At the same time, hopes that Iranian-Saudi de-escalation would facilitate an end to Yemen’s war are diminishing. Talks between the kingdom and Iranian-backed Houthi rebels, who control the north and the capital Sana’a, are likely to produce a longer ceasefire at most.
The talks began long before China mediated an agreement in March to restore diplomatic relations between the kingdom and Iran.
Eight years after intervening in Yemen, Riyadh wants a face-saving exit from a war that has failed to oust the Houthis, weakened its negotiating position, and proven costly in economic and reputational terms.
The Houthis have made a timetable for the unconditional withdrawal of Saudi and Emirati foreign forces a condition for a more permanent ceasefire.
A withdrawal under those conditions offers little opportunity to save face.
Moreover, a ceasefire may not halt UAE support for the secessionist Southern Transitional Council (STC) in south Yemen and proxy militias in Shabwa and Hadramawt.
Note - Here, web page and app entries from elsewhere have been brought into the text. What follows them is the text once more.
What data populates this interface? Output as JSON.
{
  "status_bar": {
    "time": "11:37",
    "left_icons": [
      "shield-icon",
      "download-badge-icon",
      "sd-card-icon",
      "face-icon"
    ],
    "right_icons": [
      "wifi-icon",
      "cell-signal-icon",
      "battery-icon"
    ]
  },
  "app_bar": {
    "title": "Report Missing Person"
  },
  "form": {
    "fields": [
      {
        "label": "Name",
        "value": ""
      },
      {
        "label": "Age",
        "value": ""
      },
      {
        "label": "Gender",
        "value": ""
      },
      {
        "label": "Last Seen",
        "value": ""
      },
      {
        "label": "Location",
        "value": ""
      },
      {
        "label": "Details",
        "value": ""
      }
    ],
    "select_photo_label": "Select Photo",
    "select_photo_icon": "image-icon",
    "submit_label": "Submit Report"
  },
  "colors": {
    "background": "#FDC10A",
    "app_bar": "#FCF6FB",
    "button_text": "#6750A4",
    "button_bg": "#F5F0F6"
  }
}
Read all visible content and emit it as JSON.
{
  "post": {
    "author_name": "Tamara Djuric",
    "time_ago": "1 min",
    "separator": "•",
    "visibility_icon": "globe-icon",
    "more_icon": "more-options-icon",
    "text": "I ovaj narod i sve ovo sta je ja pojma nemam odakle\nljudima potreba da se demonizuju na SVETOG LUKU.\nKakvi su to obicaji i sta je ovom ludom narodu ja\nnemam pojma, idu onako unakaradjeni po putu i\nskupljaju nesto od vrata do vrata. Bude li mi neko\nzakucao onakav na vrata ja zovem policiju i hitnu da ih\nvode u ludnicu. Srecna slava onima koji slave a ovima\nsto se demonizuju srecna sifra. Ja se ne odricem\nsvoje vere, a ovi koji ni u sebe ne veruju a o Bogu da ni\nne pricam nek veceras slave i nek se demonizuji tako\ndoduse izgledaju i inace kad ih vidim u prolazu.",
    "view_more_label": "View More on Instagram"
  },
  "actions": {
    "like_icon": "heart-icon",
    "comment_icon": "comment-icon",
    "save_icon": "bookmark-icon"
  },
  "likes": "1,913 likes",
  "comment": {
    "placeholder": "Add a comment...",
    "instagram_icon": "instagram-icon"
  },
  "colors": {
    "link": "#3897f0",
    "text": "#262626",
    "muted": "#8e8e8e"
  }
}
That support has increased since the Emirates said in 2019 that it was withdrawing its troops from the country.
Similarly, the civil war in Sudan underscores the risks of supporting non-state or dissident state actors.
This week, supporters of Army Gen. Abdel Fattah Abdelrahman al-Burhan, Sudan’s de facto ruler, demanded the expulsion of Emirati diplomats in retaliation for the UAE’s backing of Rapid Support Forces commander Mohamed Hamdan Dagalo, a.k.a. Hemedti.
The UAE has long worked with Mr. Hemedti and facilitated his lucrative gold exports through Dubai but was put in a difficult position by the eruption of hostilities in Khartoum that threatened Emirati strategic and maritime interests and could yet spark a broader conflict in the Horn of Africa.
The Kurds, Iran, and Sudan demonstrate that, in the end, the principle of “The king is dead, long live the king” applies to de-escalation in the Middle East.
De-escalation may dial tensions down a notch and help manage conflicts to ensure they do not spin out of control. It offers no resolution and allows open wounds like Kurdish aspirations to fester.
Author’s note: Responsible Statecraft published an earlier version of this story.